With free, unregulated access to the UAV systems, incidents like this can happen. The Polish legislation assumes that the drone operator is always responsible for the flights conducted by the UAV.
Uncontrolled, unauthorized flights in no-fly zones around airfields are punished.
According to the Polish Aviation Law Act and the Polish Civil Aviation Authority, a person charged with causing an aviation incident may be sanctioned with 12 years of imprisonment, while sole flight inside the controlled airspace of an airfield, may face 5 years of imprisonment.
Polish media outlet Głos Wielkopolski notes that the only areas where drone are allowed to fly around Poznan include the Morasko, Suchy Las, Lubon and Komorniki regions, all of those are located far away from the Ławica (EPPO) and Krzesiny (EPKS) airfields.
As a consequence, any drone-related activity in Poznan is banned, even in the areas that are relatively safe, as Mikołaj Karpinski of the Polish Air Navigation Services Agency (PANSA) told in an interview for Głos Wielkopolski.
Any legal drone operation would require an authorization from PANSA , and this authorization must be obtained at least five days ahead of the planned flight.
The video of the Orion crew module Exploration Flight Test 1 (EFT-1) as it descended through the atmosphere until splashdown into the Pacific Ocean was filmed by Ikhana, NASA’s unmanned aircraft system (UAS).
The Orion descending for landing as planned in the Pacific Ocean was filmed by NASA’s Ikhana UAS (Unmanned Aerial System). The drone, a demilitarized MQ-9 Predator B owned and operated by the agency with technical support from the Air Force’s Medium Altitude UAS Division and the Nevada Air National Guard, was acquired by NASA in 2006 to support science missions and technology developments.
The UAS, remotely piloted from a ground control station at NASA’s Armstrong Flight Research Center at Edwards Air Force Base, California, filmed the re-entry phase of the capsule it detected though its IR (Infra Red) camera: once located and acquired, the camera operator switched to the optical camera to follow the descent until splashdown.

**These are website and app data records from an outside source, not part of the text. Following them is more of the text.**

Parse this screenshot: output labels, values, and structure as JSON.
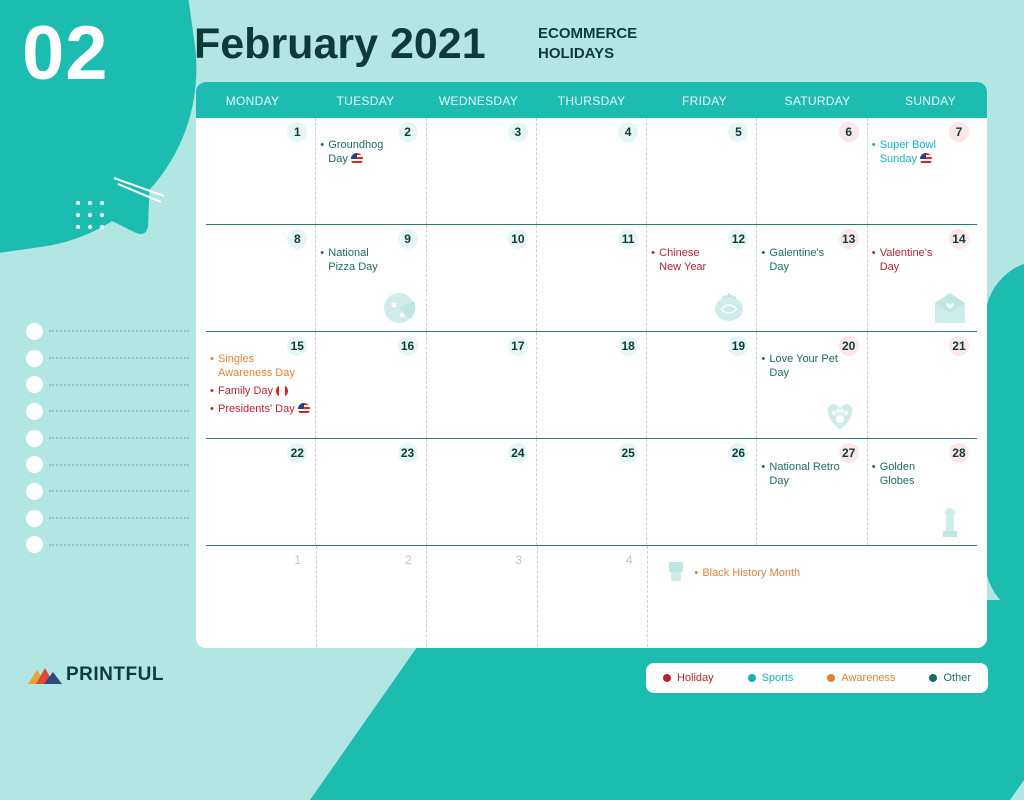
{
  "header": {
    "month_number": "02",
    "title": "February 2021",
    "subtitle_line1": "ECOMMERCE",
    "subtitle_line2": "HOLIDAYS"
  },
  "days": [
    "MONDAY",
    "TUESDAY",
    "WEDNESDAY",
    "THURSDAY",
    "FRIDAY",
    "SATURDAY",
    "SUNDAY"
  ],
  "weeks": [
    {
      "dates": [
        "1",
        "2",
        "3",
        "4",
        "5",
        "6",
        "7"
      ],
      "events": {
        "tue": {
          "line1": "Groundhog",
          "line2": "Day"
        },
        "sun": {
          "line1": "Super Bowl",
          "line2": "Sunday"
        }
      }
    },
    {
      "dates": [
        "8",
        "9",
        "10",
        "11",
        "12",
        "13",
        "14"
      ],
      "events": {
        "tue": {
          "line1": "National",
          "line2": "Pizza Day"
        },
        "fri": {
          "line1": "Chinese",
          "line2": "New Year"
        },
        "sat": {
          "line1": "Galentine's",
          "line2": "Day"
        },
        "sun": {
          "line1": "Valentine's",
          "line2": "Day"
        }
      }
    },
    {
      "dates": [
        "15",
        "16",
        "17",
        "18",
        "19",
        "20",
        "21"
      ],
      "events": {
        "mon": [
          {
            "line1": "Singles",
            "line2": "Awareness Day"
          },
          {
            "line1": "Family Day"
          },
          {
            "line1": "Presidents' Day"
          }
        ],
        "sat": {
          "line1": "Love Your Pet",
          "line2": "Day"
        }
      }
    },
    {
      "dates": [
        "22",
        "23",
        "24",
        "25",
        "26",
        "27",
        "28"
      ],
      "events": {
        "sat": {
          "line1": "National Retro",
          "line2": "Day"
        },
        "sun": {
          "line1": "Golden",
          "line2": "Globes"
        }
      }
    },
    {
      "dates": [
        "1",
        "2",
        "3",
        "4"
      ],
      "events": {
        "month": {
          "line1": "Black History Month"
        }
      }
    }
  ],
  "legend": {
    "holiday": "Holiday",
    "sports": "Sports",
    "awareness": "Awareness",
    "other": "Other"
  },
  "colors": {
    "holiday": "#b3262f",
    "sports": "#19afc0",
    "awareness": "#e08238",
    "other": "#1f6a66",
    "accent": "#1cbcb1"
  },
  "brand": {
    "name": "PRINTFUL"
  }
}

In the past, the Ikhana was used to perform wildfire imaging and mapping (Western States Fire Mission 2007-2009); in March 2012, NASA used the drone to test an Automatic Dependent Surveillance-Broadcast device. In August 2014, the UAS conducted a series of tests in Arctic Circle.
Some of our readers may have seen it already. For all the others, here is a funny video filmed during the press conference held in Portugal last April to showcase the new coastal surveillance UAS (Unmanned Aerial System) of the Portuguese Navy.

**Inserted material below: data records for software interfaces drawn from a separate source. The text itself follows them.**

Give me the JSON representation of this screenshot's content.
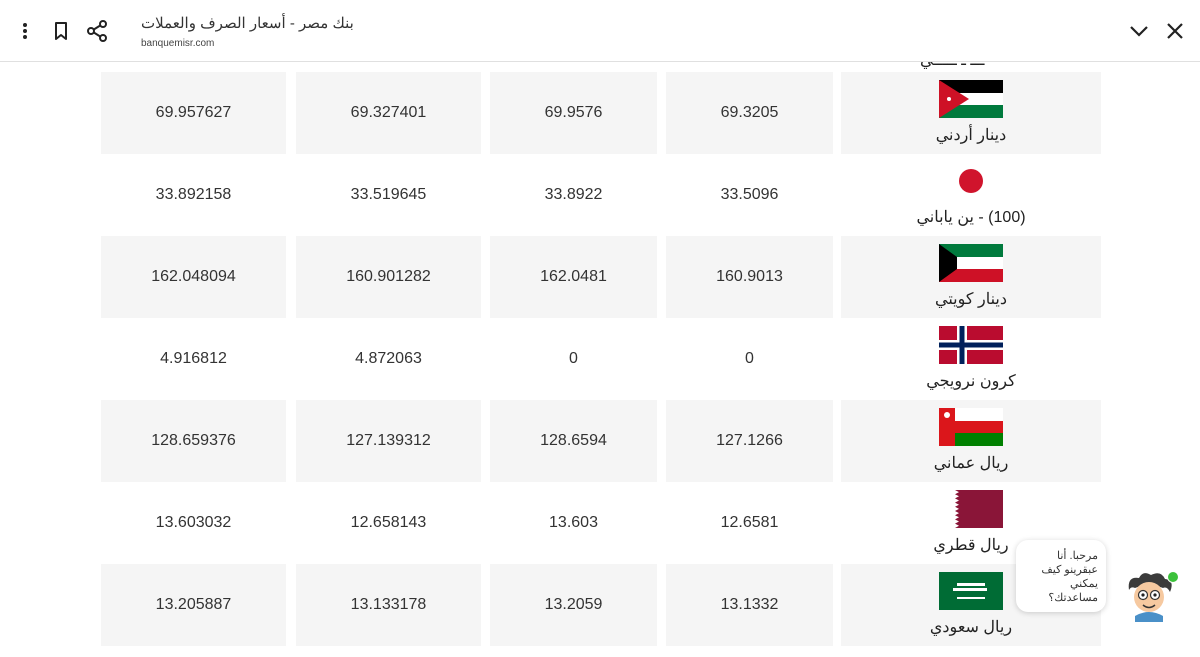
{
  "header": {
    "title": "بنك مصر - أسعار الصرف والعملات",
    "url": "banquemisr.com"
  },
  "icons": {
    "menu": "more-vert-icon",
    "bookmark": "bookmark-icon",
    "share": "share-icon",
    "collapse": "chevron-down-icon",
    "close": "close-icon"
  },
  "rates": [
    {
      "currency": "دينار أردني",
      "flag": "jordan",
      "values": [
        "69.957627",
        "69.327401",
        "69.9576",
        "69.3205"
      ]
    },
    {
      "currency": "(100) - ين ياباني",
      "flag": "japan",
      "values": [
        "33.892158",
        "33.519645",
        "33.8922",
        "33.5096"
      ]
    },
    {
      "currency": "دينار كويتي",
      "flag": "kuwait",
      "values": [
        "162.048094",
        "160.901282",
        "162.0481",
        "160.9013"
      ]
    },
    {
      "currency": "كرون نرويجي",
      "flag": "norway",
      "values": [
        "4.916812",
        "4.872063",
        "0",
        "0"
      ]
    },
    {
      "currency": "ريال عماني",
      "flag": "oman",
      "values": [
        "128.659376",
        "127.139312",
        "128.6594",
        "127.1266"
      ]
    },
    {
      "currency": "ريال قطري",
      "flag": "qatar",
      "values": [
        "13.603032",
        "12.658143",
        "13.603",
        "12.6581"
      ]
    },
    {
      "currency": "ريال سعودي",
      "flag": "saudi",
      "values": [
        "13.205887",
        "13.133178",
        "13.2059",
        "13.1332"
      ]
    }
  ],
  "chat": {
    "message": "مرحبا. أنا عبقرينو كيف يمكني مساعدتك؟"
  },
  "colors": {
    "row_shade": "#f5f5f5",
    "online": "#3cc13b"
  }
}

The video speaks for itself: just like a large paper airplane, the hand-launched drone immediately plummets and crashes into the water.
The mishap occurred while Portugal’s Defense Minister José Pedro Aguiar-Branco was visiting a naval base near Lisbon and, according to local reports, was caused by a “launch sequence” affected by some part of the airframe clipping the special operator who was launching it.
Fortunately, a second attempt to launch the drone was successful. Too late to save the reputation of the small UAS…
Whilst some readers suggested the aircraft was a model/mock-up, others were pretty certain the MQ-8C was one of the 28 such drones the Navy plans to operate in support of naval special operations forces.
Interestingly, the same reader who had taken the photograph of the MQ-8C was able to get a shot of an MQ-8B Fire Scout Vertical Takeoff and Landing Tactical Unmanned Aerial Vehicle (VTUAV), a smaller “Fire Scout” drone copter capable to autonomously take-off and land from any aviation-capable warship and at unprepared landing zones and to find, identify, track and illuminate targets and to provide targeting data to other strike platform as well as perform BDA (Battle Damage Assessment).